Ever since I installed solar panels onto my roof to supplement the power supply from UMEME, I cant help noticing the number of homes that have a hybrid electricity supply. The frequent failures of power supply from the main grid has led Ugandans to opt for renewable energy alternatives like Solar power.
Due to the good amount of sunshine we enjoy in Uganda, being at the equator, most well installed home Solar systems have surplus energy (at least mine has) that goes unutilised due to the limitations in consumption by the home systems. This energy can be used to generate extra income for the households if only someone bought it.
What brought me to this state of thinking was when I mulled over the possibility of selling some of my solar generated electricity to the neighbours. Upon consultation, I was told that I had to go through a detailed licensing process which only favoured million dollar companies. This led me to find out more about this matter online and that is when I came across the concept of Net Metering.
Net Metering is a billing system that allows electric customers to sell to their electric utility any excess electricity generated from their premises.
How does it work?
Electricity meters are traditionally designed to run in a single direction (say, clockwise) when measuring electricity usage on a premise. However, lately, there are meters that allow for two-way flow of electricity i.e into and out of the premises. These meters therefore can move both clockwise and anticlockwise. Let us say, the clockwise movement occurs when electricity flows from the utility to the premises while the anticlockwise movement occurs when electricity flows from the premises to the main grid.
The electricity supplied to the grid from the premises is then sold to other customers who have demand for it especially during peak times. The utility provider in this case UMEME through its installed systems should be able to invoice the customer accordingly with either a negative or positive balance.

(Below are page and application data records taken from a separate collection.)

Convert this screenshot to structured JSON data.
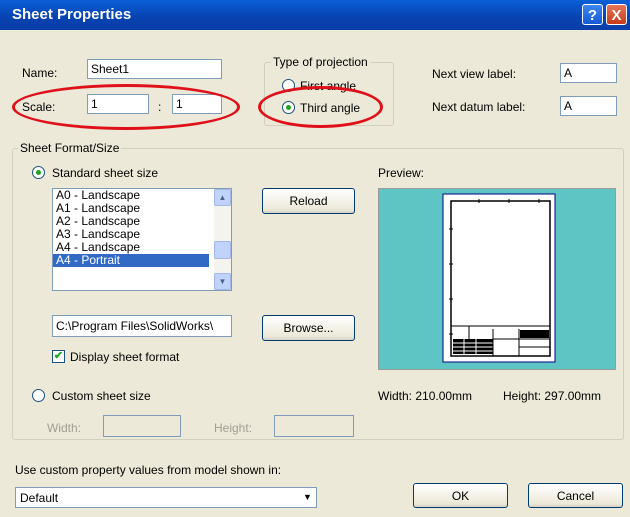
{
  "window": {
    "title": "Sheet Properties",
    "help_label": "?",
    "close_label": "X"
  },
  "name": {
    "label": "Name:",
    "value": "Sheet1"
  },
  "scale": {
    "label": "Scale:",
    "left": "1",
    "separator": ":",
    "right": "1"
  },
  "projection": {
    "title": "Type of projection",
    "first_angle": "First angle",
    "third_angle": "Third angle",
    "selected": "third_angle"
  },
  "next_view": {
    "label": "Next view label:",
    "value": "A"
  },
  "next_datum": {
    "label": "Next datum label:",
    "value": "A"
  },
  "sheet_format": {
    "title": "Sheet Format/Size",
    "standard_label": "Standard sheet size",
    "sizes": [
      "A0 - Landscape",
      "A1 - Landscape",
      "A2 - Landscape",
      "A3 - Landscape",
      "A4 - Landscape",
      "A4 - Portrait"
    ],
    "selected_index": 5,
    "reload_label": "Reload",
    "path": "C:\\Program Files\\SolidWorks\\",
    "browse_label": "Browse...",
    "display_format_label": "Display sheet format",
    "display_format_checked": true,
    "custom_label": "Custom sheet size",
    "width_label": "Width:",
    "height_label": "Height:"
  },
  "preview": {
    "label": "Preview:",
    "width_text": "Width:  210.00mm",
    "height_text": "Height:  297.00mm"
  },
  "bottom": {
    "custom_property_label": "Use custom property values from model shown in:",
    "model_value": "Default",
    "ok_label": "OK",
    "cancel_label": "Cancel"
  },
  "colors": {
    "annotation_red": "#e0101a",
    "preview_bg": "#5ec4c4",
    "selection": "#316ac5"
  }
}
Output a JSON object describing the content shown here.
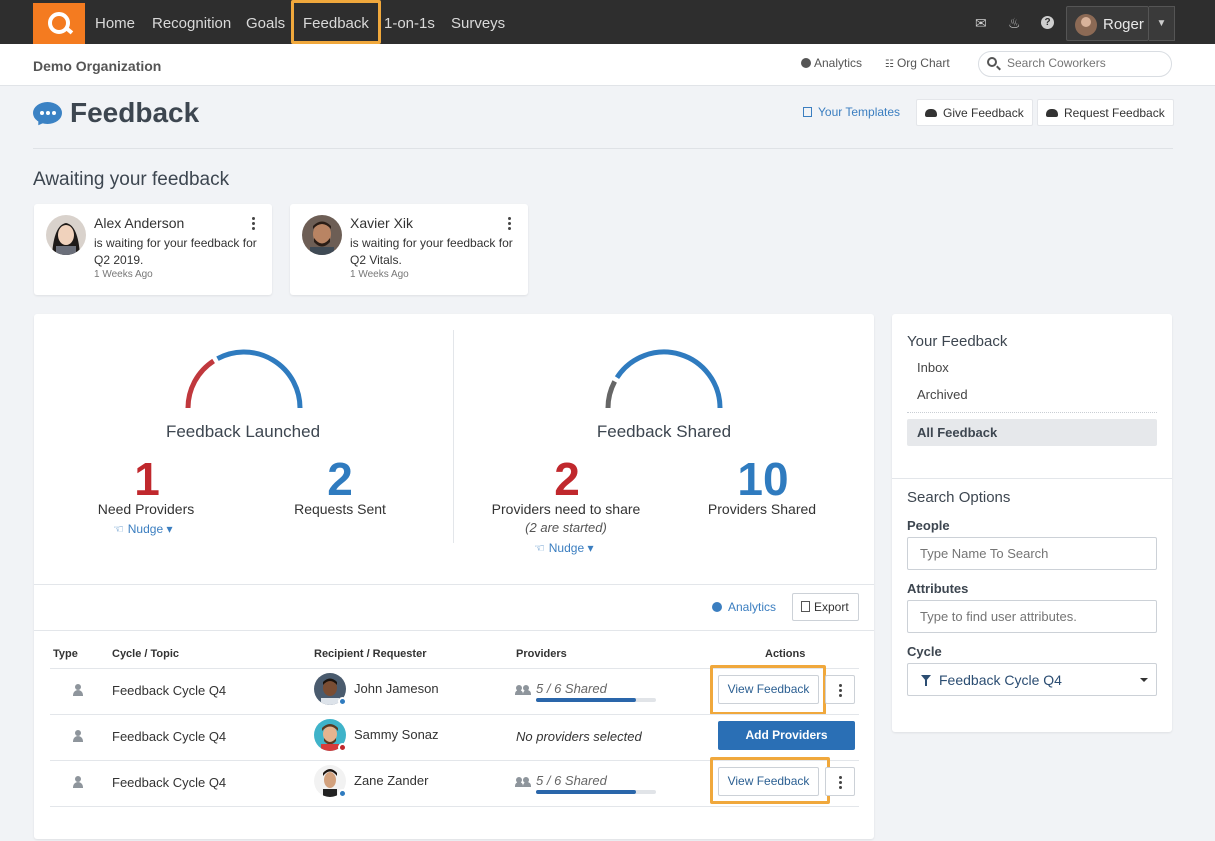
{
  "nav": {
    "items": [
      "Home",
      "Recognition",
      "Goals",
      "Feedback",
      "1-on-1s",
      "Surveys"
    ],
    "user_name": "Roger"
  },
  "subbar": {
    "org": "Demo Organization",
    "analytics": "Analytics",
    "org_chart": "Org Chart",
    "search_placeholder": "Search Coworkers"
  },
  "header": {
    "title": "Feedback",
    "templates": "Your Templates",
    "give": "Give Feedback",
    "request": "Request Feedback"
  },
  "awaiting": {
    "title": "Awaiting your feedback",
    "cards": [
      {
        "name": "Alex Anderson",
        "message": "is waiting for your feedback for Q2 2019.",
        "time": "1 Weeks Ago"
      },
      {
        "name": "Xavier Xik",
        "message": "is waiting for your feedback for Q2 Vitals.",
        "time": "1 Weeks Ago"
      }
    ]
  },
  "stats": {
    "launched": {
      "title": "Feedback Launched",
      "need_providers": "1",
      "need_providers_label": "Need Providers",
      "requests_sent": "2",
      "requests_sent_label": "Requests Sent",
      "nudge": "Nudge",
      "gauge_red_fraction": 0.33
    },
    "shared": {
      "title": "Feedback Shared",
      "need_share": "2",
      "need_share_label": "Providers need to share",
      "need_share_sub": "(2 are started)",
      "shared": "10",
      "shared_label": "Providers Shared",
      "nudge": "Nudge",
      "gauge_red_fraction": 0.17
    }
  },
  "toolbar": {
    "analytics": "Analytics",
    "export": "Export"
  },
  "table": {
    "headers": [
      "Type",
      "Cycle / Topic",
      "Recipient / Requester",
      "Providers",
      "Actions"
    ],
    "rows": [
      {
        "cycle": "Feedback Cycle Q4",
        "recipient": "John Jameson",
        "providers": "5 / 6 Shared",
        "progress": 0.83,
        "action": "View Feedback"
      },
      {
        "cycle": "Feedback Cycle Q4",
        "recipient": "Sammy Sonaz",
        "providers": "No providers selected",
        "action": "Add Providers"
      },
      {
        "cycle": "Feedback Cycle Q4",
        "recipient": "Zane Zander",
        "providers": "5 / 6 Shared",
        "progress": 0.83,
        "action": "View Feedback"
      }
    ]
  },
  "sidebar": {
    "your_feedback": "Your Feedback",
    "inbox": "Inbox",
    "archived": "Archived",
    "all": "All Feedback",
    "search_options": "Search Options",
    "people_label": "People",
    "people_placeholder": "Type Name To Search",
    "attributes_label": "Attributes",
    "attributes_placeholder": "Type to find user attributes.",
    "cycle_label": "Cycle",
    "cycle_value": "Feedback Cycle Q4"
  },
  "colors": {
    "red": "#c0282d",
    "blue": "#2f7bbf",
    "accent": "#f0a83c",
    "brand": "#f47b20"
  }
}
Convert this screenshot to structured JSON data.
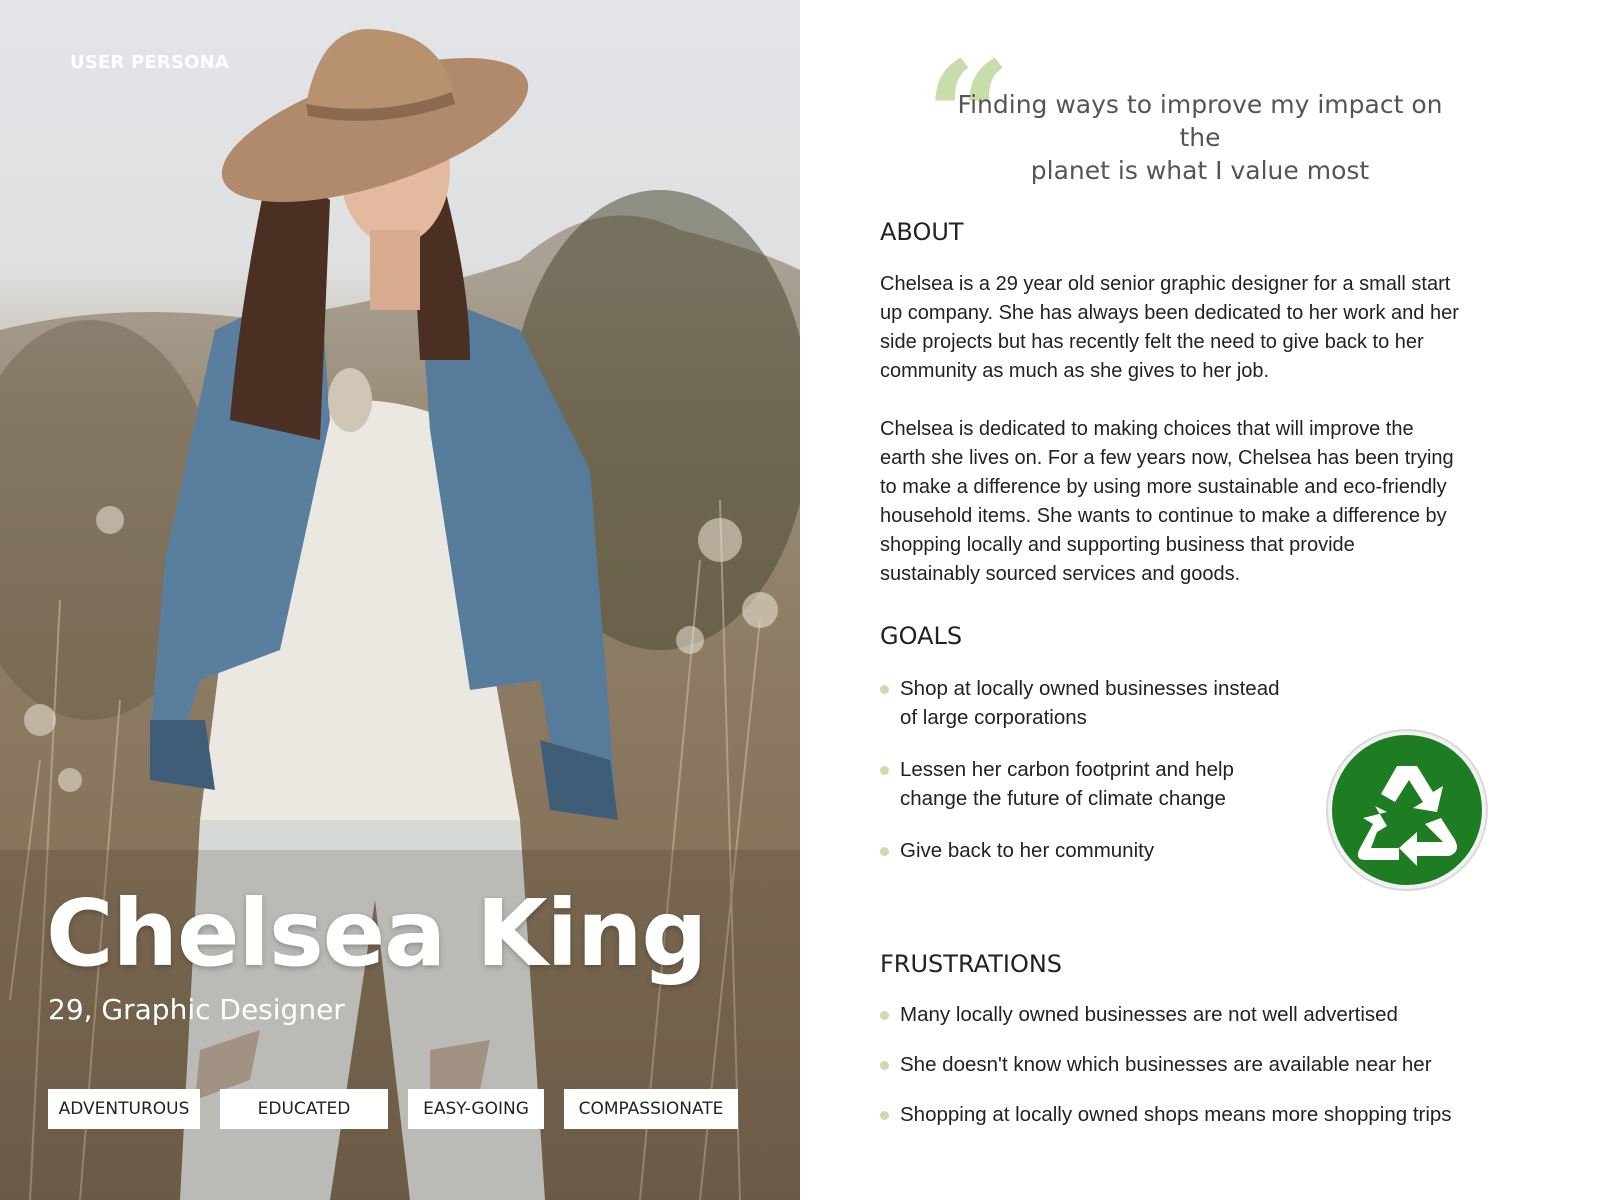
{
  "photo_panel": {
    "label": "USER PERSONA",
    "name": "Chelsea King",
    "role": "29, Graphic Designer",
    "traits": [
      "ADVENTUROUS",
      "EDUCATED",
      "EASY-GOING",
      "COMPASSIONATE"
    ]
  },
  "quote": {
    "line1": "Finding ways to improve my impact on the",
    "line2": "planet is what I value most"
  },
  "about": {
    "title": "ABOUT",
    "para1": [
      "Chelsea is a 29 year old senior graphic designer for a small start",
      "up company. She has always been dedicated to her work and her",
      "side projects but has recently felt the need to give back to her",
      "community as much as she gives to her job."
    ],
    "para2": [
      "Chelsea is dedicated to making choices that will improve the",
      "earth she lives on. For a few years now, Chelsea has been trying",
      "to make a difference by using more sustainable and eco-friendly",
      "household items. She wants to continue to make a difference by",
      "shopping locally and supporting business that provide",
      "sustainably sourced services and goods."
    ]
  },
  "goals": {
    "title": "GOALS",
    "items": [
      [
        "Shop at locally owned businesses instead",
        "of large corporations"
      ],
      [
        "Lessen her carbon footprint and help",
        "change the future of climate change"
      ],
      [
        "Give back to her community"
      ]
    ]
  },
  "frustrations": {
    "title": "FRUSTRATIONS",
    "items": [
      "Many locally owned businesses are not well advertised",
      "She doesn't know which businesses are available near her",
      "Shopping at locally owned shops means more shopping trips"
    ]
  },
  "colors": {
    "accent_green": "#c9dcab",
    "recycle_green": "#1e7d22"
  },
  "icons": {
    "quote": "quote-mark-icon",
    "recycle": "recycle-icon"
  }
}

Let us take the example of a home that has a hybrid system. Due to the need for ironing clothes and cooking, they still use main grid electricity of which they consume on average 50 units monthly. The installed solar system that supplies the indoor lights, outdoor security lights, home entertainment system among others yields at least 120 units monthly of which not more than 80 units are consumed. This leaves a balance of 40 units on the solar generated electricity per month. At an estimated retail rate of UGX 687/= per unit currently, this works out to a potential retail income of UGX 330,000/= annually. This is enough to buy 100Kg of rice which for a family that feeds on 5 Kg of rice weekly translates into Five months or 20 weeks supply.
Net Metering is rife in a number of countries like the USA, Canada, Denmark and Australia. Nicaragua is just revising its laws to cater for it too. In Africa, not much is known about efforts in this direction and this presents an opportunity to us as Uganda to pioneer.
Following reforms in the energy sector by the Ugandan Government, private sector players ventured into this space. They are largely concentrated in the production and distribution of electricity. Unfortunately, the Electricity Act of 1999 does not cater for Net Metering in anyway hence making it illegal if attempted.
With the growing push for increased electricity generation by the Government of Uganda, it would be prudent for a consideration of Net Metering as a way of cheaply filling in the gap of the energy deficiency faced. Take the case of only 5000 households each supplying at least 40 units of power to the main grid monthly. This converts to a retail income of nearly UGX 1.7 Billion annually, most of which gets paid to the participating households. Extrapolate this to 50,000 households and you get a picture of the potential impact. The cost of generating this electricity is much less than that from the exorbitantly expensive power projects that have been embarked upon like the thermal generators and some hydro-dams whose construction has been bungled up.
Naturally, I wouldn’t expect UMEME to be a fully cooperating ally in this endeavour because of the shortsighted fear of losing revenue. At one point, I used to spend more than UGX 200,000/= monthly on electricity bills. Today, I am always at pains to spend more than UGX 100,000/=. With my planned added investment in solar, I should bring this down to as low as UGX 30,000/=. The beauty with this increasing independence is that it allows energy that would have been utilised in consumption activities at the home to be diverted to production oriented industrial activities.
Some of the obvious benefits of Net Metering are;
Increased adoption of renewable energy systems due to the potential of income generation for homes and businesses.
Increased adoption by the consumers leads to a growth in the renewable energy industry with more investors setting up shop.
Neighbourhoods could easily get self reliant in energy with Net Metering homes potentially powering other homes.
Increase in renewable energy use will release pressure on the environment which is suffering from fossil fuels emissions.
The Government benefits from added energy on the main grid without having to solely undertake the investment in production. This lowers the cost of production.
New opportunities for innovation are likely to come up like the licensing of companies that undertake Net Metering contractual engagements with households.
What needs to be done?
First and foremost, the Electricity Act of 1999 needs to be amended to allow for new technological advances like Net Metering.
Secondly, there should be changes in the design of the current policies being pursued for electricity generation and distribution.
Finally, there is a need to design a proper structure for power compensations between households on the Net Metering initiative and the utility providers to prevent any form of manipulation.
Over to the Ministry of Energy and Mineral Development.
James Wire is a Small Business and Technology consultant based in Kampala, Uganda.
Follow @wirejames on Twitter
Email lunghabo [at] gmail.com